> _What is required_
When a line in the records contains the string "achieve", copy that line.

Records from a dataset
---+---

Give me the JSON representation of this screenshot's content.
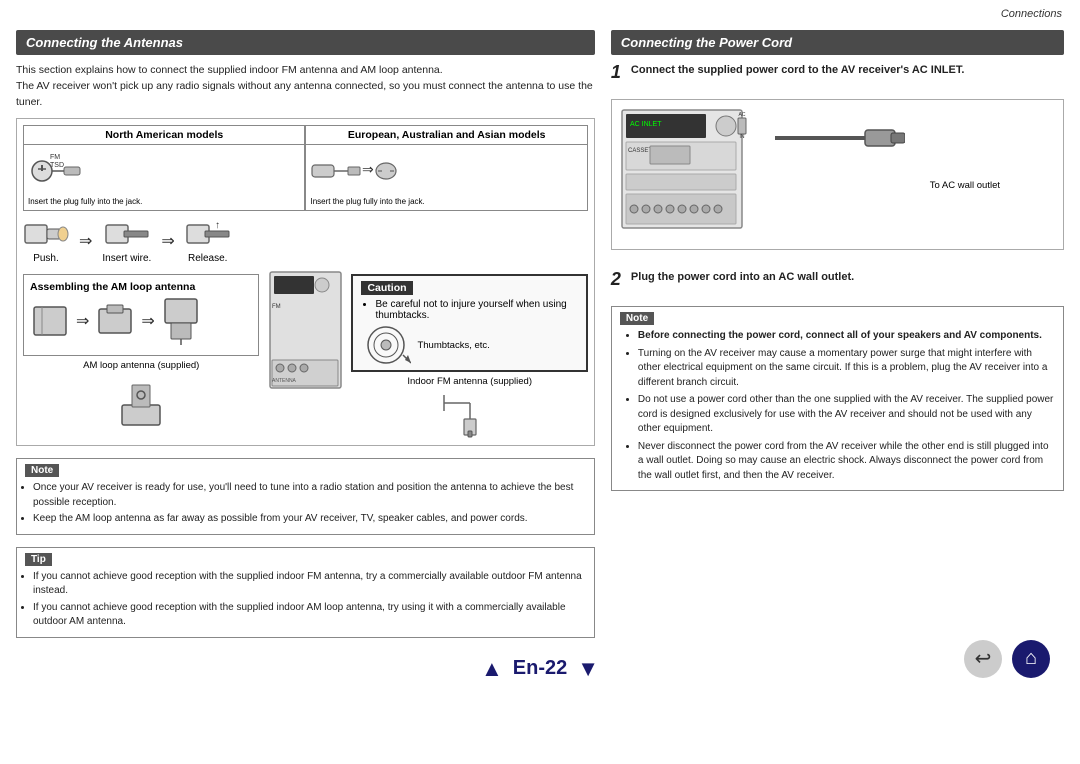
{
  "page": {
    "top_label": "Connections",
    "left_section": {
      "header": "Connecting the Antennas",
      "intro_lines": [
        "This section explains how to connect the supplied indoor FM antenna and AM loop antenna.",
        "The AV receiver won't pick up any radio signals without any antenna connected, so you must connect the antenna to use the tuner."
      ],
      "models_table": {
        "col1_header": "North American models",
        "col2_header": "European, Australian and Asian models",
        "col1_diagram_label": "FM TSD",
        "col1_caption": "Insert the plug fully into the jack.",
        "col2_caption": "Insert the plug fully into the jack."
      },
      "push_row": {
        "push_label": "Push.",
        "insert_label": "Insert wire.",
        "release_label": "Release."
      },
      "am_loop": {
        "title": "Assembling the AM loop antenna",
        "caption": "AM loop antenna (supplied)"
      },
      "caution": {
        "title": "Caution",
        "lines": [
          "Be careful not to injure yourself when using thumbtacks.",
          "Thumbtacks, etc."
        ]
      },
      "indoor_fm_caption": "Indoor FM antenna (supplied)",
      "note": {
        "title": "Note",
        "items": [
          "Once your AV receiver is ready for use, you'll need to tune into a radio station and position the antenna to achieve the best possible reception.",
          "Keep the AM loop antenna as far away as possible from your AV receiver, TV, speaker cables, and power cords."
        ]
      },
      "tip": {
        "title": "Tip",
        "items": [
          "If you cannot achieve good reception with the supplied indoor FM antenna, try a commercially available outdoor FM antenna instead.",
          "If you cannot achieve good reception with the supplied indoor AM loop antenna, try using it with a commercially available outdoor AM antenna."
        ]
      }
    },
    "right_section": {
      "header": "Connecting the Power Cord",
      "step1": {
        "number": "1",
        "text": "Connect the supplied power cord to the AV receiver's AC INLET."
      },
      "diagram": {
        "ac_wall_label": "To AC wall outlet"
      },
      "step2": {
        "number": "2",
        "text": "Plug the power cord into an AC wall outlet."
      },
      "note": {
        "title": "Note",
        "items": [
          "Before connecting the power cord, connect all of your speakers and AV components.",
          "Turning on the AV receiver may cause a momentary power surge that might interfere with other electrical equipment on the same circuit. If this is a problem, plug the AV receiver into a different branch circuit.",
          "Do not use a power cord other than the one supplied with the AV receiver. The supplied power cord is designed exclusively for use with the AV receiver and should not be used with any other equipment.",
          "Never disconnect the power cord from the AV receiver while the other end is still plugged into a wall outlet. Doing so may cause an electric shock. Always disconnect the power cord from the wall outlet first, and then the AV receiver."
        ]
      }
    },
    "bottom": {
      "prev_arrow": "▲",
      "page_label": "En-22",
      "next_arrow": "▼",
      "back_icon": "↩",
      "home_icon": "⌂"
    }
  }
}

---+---

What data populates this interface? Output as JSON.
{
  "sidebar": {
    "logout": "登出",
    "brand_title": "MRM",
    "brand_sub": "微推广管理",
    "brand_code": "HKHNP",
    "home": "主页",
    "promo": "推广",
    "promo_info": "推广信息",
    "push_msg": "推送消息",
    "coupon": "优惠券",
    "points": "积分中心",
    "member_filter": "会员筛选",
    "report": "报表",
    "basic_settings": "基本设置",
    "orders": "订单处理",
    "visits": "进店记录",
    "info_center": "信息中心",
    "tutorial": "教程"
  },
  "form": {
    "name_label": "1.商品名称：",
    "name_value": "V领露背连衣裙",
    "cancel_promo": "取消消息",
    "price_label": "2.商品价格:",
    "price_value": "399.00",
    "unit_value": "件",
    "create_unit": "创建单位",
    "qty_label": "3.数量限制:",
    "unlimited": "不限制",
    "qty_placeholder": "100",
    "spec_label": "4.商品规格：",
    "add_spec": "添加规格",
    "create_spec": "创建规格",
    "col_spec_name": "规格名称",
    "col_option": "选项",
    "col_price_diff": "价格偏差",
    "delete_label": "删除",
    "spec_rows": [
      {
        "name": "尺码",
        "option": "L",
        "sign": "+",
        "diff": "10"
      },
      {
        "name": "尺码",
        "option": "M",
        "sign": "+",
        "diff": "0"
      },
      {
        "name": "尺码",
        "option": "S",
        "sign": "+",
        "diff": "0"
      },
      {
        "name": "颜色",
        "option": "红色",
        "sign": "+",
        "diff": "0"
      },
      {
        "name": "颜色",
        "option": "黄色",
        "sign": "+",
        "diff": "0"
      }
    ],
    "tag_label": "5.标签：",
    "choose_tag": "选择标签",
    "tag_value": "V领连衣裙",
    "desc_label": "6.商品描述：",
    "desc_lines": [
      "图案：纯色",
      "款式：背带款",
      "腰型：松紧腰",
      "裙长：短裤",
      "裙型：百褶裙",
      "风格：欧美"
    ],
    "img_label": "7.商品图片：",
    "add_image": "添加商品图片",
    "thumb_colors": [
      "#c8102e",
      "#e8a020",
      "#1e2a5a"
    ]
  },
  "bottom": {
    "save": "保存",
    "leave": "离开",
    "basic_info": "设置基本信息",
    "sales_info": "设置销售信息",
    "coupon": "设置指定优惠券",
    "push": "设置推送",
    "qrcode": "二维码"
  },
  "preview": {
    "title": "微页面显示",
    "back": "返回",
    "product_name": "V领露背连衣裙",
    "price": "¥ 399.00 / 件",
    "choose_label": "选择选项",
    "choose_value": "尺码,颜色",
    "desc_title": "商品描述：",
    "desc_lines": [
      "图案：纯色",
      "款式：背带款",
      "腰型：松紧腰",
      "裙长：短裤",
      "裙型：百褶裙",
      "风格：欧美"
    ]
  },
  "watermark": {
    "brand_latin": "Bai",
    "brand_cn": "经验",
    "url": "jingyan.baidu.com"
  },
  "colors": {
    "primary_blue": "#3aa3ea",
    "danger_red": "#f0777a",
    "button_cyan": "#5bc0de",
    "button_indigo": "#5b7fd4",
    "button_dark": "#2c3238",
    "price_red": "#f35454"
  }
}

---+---

> _Solved problem_
          "Once your AV receiver is ready for use, you'll need to tune into a radio station and position the antenna to achieve the best possible reception.",
          "If you cannot achieve good reception with the supplied indoor FM antenna, try a commercially available outdoor FM antenna instead.",
          "If you cannot achieve good reception with the supplied indoor AM loop antenna, try using it with a commercially available outdoor AM antenna."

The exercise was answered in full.